One of the great dendrological experiences is to make the journey up the White Mountains in the Inyo National Forest of eastern California to see Pinus longaeva in its natural habitat. Here, in the bright light of these rather barren mountains, are the scattered stands of trees that contain some of the oldest living organisms on Earth. Their gnarled trunks, often seeming more dead than alive, and polished by exposure, are a photographer’s dream. (In the search for images for this book there were more submissions for P. longaeva than for any other species except Wollemia nobilis.) In these high dry mountains the growth rate of P. longaeva is exceedingly slow, adding a few centimetres each year at most, but in cultivation it grows more rapidly. A tree dating from 1972 at Kew is now 3.5 m tall, but does not look very happy as it is somewhat shaded, and shade is also a problem with specimens growing at Edinburgh from Bailey’s collection in the early 1970s. Considerably better-looking is one on the Rock Garden at Edinburgh grown from Paterson & Clarke 123, collected in 1991, which has a much denser, more compact appearance, more characteristic of the species in the wild; even in this case, however, new growth was 10–12 cm in 2005. It is clear that maximum light is required for the species to prosper, and probably rather lean soil also, but it is well established in cultivation, and in favoured sites may go on to form a respectable tree. It has no white resin flecks in its foliage – a very conspicuous feature in its close relative P. aristata and a useful identification character.

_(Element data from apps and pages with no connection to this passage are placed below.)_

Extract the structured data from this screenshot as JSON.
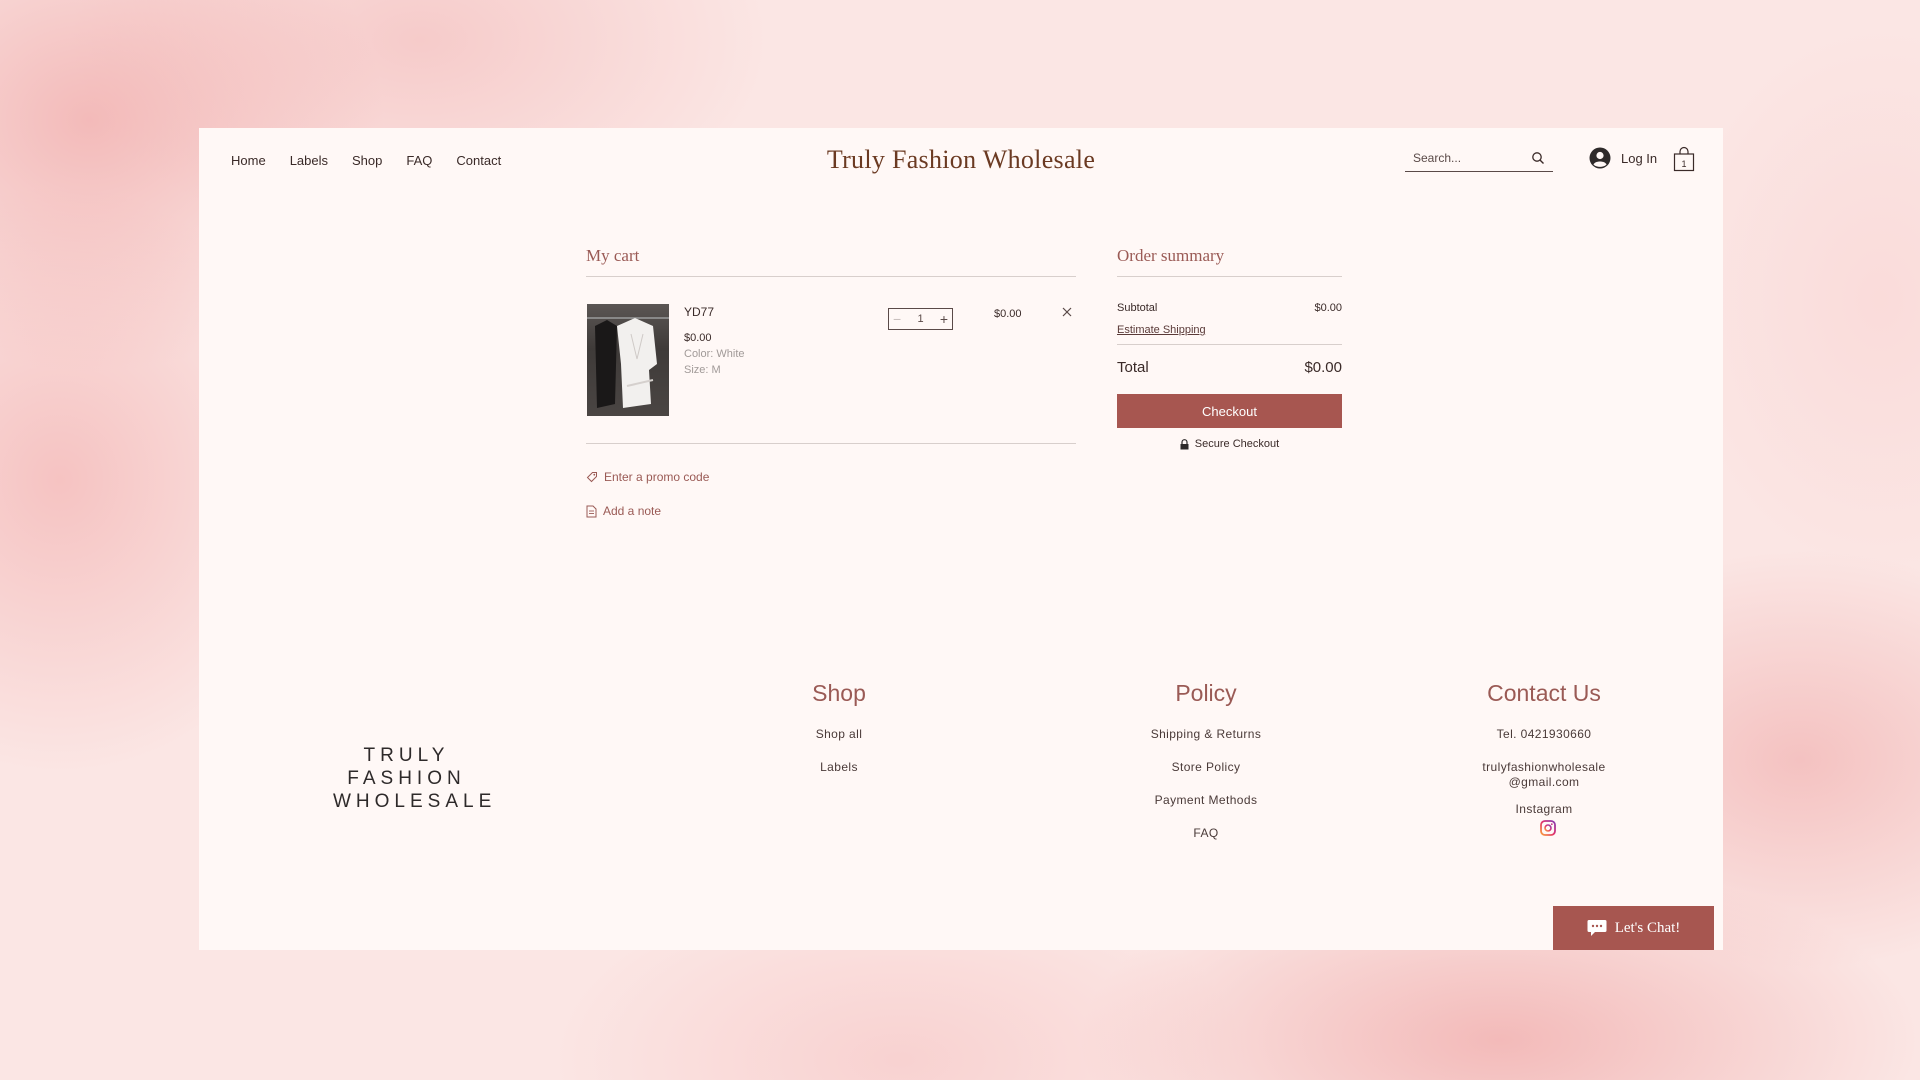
{
  "header": {
    "nav": [
      "Home",
      "Labels",
      "Shop",
      "FAQ",
      "Contact"
    ],
    "brand": "Truly Fashion Wholesale",
    "search_placeholder": "Search...",
    "login_label": "Log In",
    "cart_count": "1"
  },
  "cart": {
    "title": "My cart",
    "item": {
      "name": "YD77",
      "price": "$0.00",
      "color": "Color: White",
      "size": "Size: M",
      "quantity": "1",
      "line_total": "$0.00"
    },
    "promo_label": "Enter a promo code",
    "note_label": "Add a note"
  },
  "summary": {
    "title": "Order summary",
    "subtotal_label": "Subtotal",
    "subtotal_value": "$0.00",
    "shipping_label": "Estimate Shipping",
    "total_label": "Total",
    "total_value": "$0.00",
    "checkout_label": "Checkout",
    "secure_label": "Secure Checkout"
  },
  "footer": {
    "logo_lines": [
      "TRULY",
      "FASHION",
      "WHOLESALE"
    ],
    "shop": {
      "title": "Shop",
      "links": [
        "Shop all",
        "Labels"
      ]
    },
    "policy": {
      "title": "Policy",
      "links": [
        "Shipping & Returns",
        "Store Policy",
        "Payment Methods",
        "FAQ"
      ]
    },
    "contact": {
      "title": "Contact Us",
      "phone": "Tel. 0421930660",
      "email_line1": "trulyfashionwholesale",
      "email_line2": "@gmail.com",
      "instagram": "Instagram"
    }
  },
  "chat": {
    "label": "Let's Chat!"
  },
  "colors": {
    "accent": "#a75650",
    "brand_text": "#6b3a22",
    "heading": "#9a5a55"
  }
}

Its other close relative, P. balfouriana, has long been established in cultivation (see Bean and Krüssmann: B213, S373, K210). Most if not all of the specimens in the United Kingdom, including the two well-known individuals at Edinburgh, and a probably contemporary but slightly larger tree in Stocksfield, Northumberland (the largest in Britain, 17 m tall and 45 cm dbh in 2007: M. Frankis, pers. comm. 2007), are of the recently described subspecies P. balfouriana subsp. austrina R. Mastrog. & J. Mastrog., from the southern Sierra Nevada. This is distinguished by smaller cones with smaller, thicker scales, and (in very old trees) orange rather than dark grey bark. Typical P. balfouriana subsp. balfouriana, from the Klamath mountains, may not be in cultivation in Britain at present, other than as young plants (M. Frankis, pers. comm. 2007).